DA asks: “Is metaphor training new-age? It is a technique used by my catholic therapist.”
From what I could find on the subject of metaphor therapy, it is not New Age, although it can certainly be hijacked and used in ways that promote New Age thinking by practitioners who are so disposed.
For the sake of explanation, metaphor therapy, sometimes referred to as metaphorology, is a method in which we are taught to change the way we think about a certain situation or condition through the use of a metaphor. For instance, if we see life as nothing but a long trial full of suffering and hardship, we will certainly live differently than someone who sees life as an exciting adventure.

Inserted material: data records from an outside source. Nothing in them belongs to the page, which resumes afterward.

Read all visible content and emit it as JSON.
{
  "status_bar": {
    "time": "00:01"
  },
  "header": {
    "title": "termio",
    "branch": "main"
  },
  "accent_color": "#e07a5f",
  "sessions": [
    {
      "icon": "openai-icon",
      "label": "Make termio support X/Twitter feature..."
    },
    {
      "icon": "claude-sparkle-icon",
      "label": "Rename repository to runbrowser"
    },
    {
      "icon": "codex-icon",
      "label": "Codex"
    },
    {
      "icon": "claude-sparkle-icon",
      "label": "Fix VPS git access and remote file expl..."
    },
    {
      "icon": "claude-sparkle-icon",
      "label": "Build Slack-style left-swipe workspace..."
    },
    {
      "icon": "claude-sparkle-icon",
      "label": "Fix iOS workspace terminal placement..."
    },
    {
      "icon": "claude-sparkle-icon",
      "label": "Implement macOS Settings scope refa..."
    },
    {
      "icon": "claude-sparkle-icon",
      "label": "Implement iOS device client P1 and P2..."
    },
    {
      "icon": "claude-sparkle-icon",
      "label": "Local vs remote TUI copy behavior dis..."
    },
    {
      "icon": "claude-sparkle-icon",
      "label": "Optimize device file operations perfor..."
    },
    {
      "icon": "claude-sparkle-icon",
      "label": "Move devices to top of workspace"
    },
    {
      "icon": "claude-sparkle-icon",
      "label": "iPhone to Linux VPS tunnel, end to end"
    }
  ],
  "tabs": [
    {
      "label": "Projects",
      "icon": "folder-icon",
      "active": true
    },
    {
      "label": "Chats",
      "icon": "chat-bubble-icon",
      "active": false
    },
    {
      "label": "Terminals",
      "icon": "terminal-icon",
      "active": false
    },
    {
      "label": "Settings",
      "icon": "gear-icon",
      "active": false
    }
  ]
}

Psychotherapists employ a technique known as metaphor therapy to help a person see a difficult situation differently in order to help them heal. This site gives the example of a timid dentist who found it difficult to express himself in a group, a quality that he viewed as being like soft clay inside. A therapist helped him to find a substitute for that soft clay, which the dentist decided should be steel – specifically battleship steel. Within days, he was at a convention with hundreds of other dentists and for the first time in his life, he spoke up in a crowd.

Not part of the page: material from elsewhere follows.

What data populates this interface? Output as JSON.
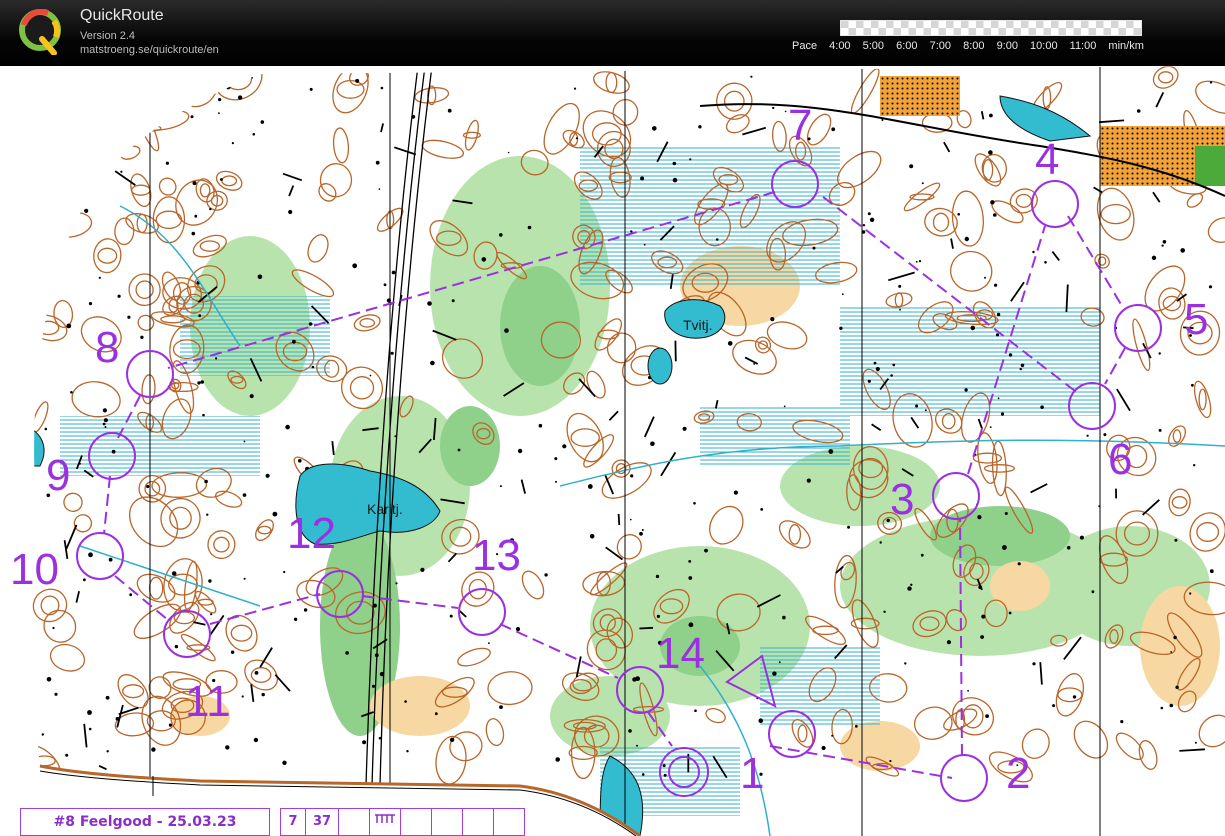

Another example was that of a man who suffered from anxious and worrisome thoughts that left him feeling very troubled because he was identifying with them. Using metaphor therapy, he was taught to regard his mind the same way he regarded his home, as a place where “visitors” came and went. These thoughts were like uninvited visitors who he could ask to leave. If they refused to do so, he could “starve” them by not “feeding” them with his attention. The process helped him to stop identifying with these troubling thoughts, and thus brought him some relief.
However, we should always be wary of any practice that changes the way we think because this is a hallmark of the New Age human potential movement with its various mind control techniques. It’s too difficult to see how this kind of therapy could be dangerous in the wrong hands, such as when it used to make a person “unlearn” their Christian worldview by substituting some seemingly harmless metaphor, such as how to stifle the guilt of sin or learning how to rely on the self rather than on grace.
But in the hands of a reputable Catholic counselor, I don’t see any problem with metaphor training.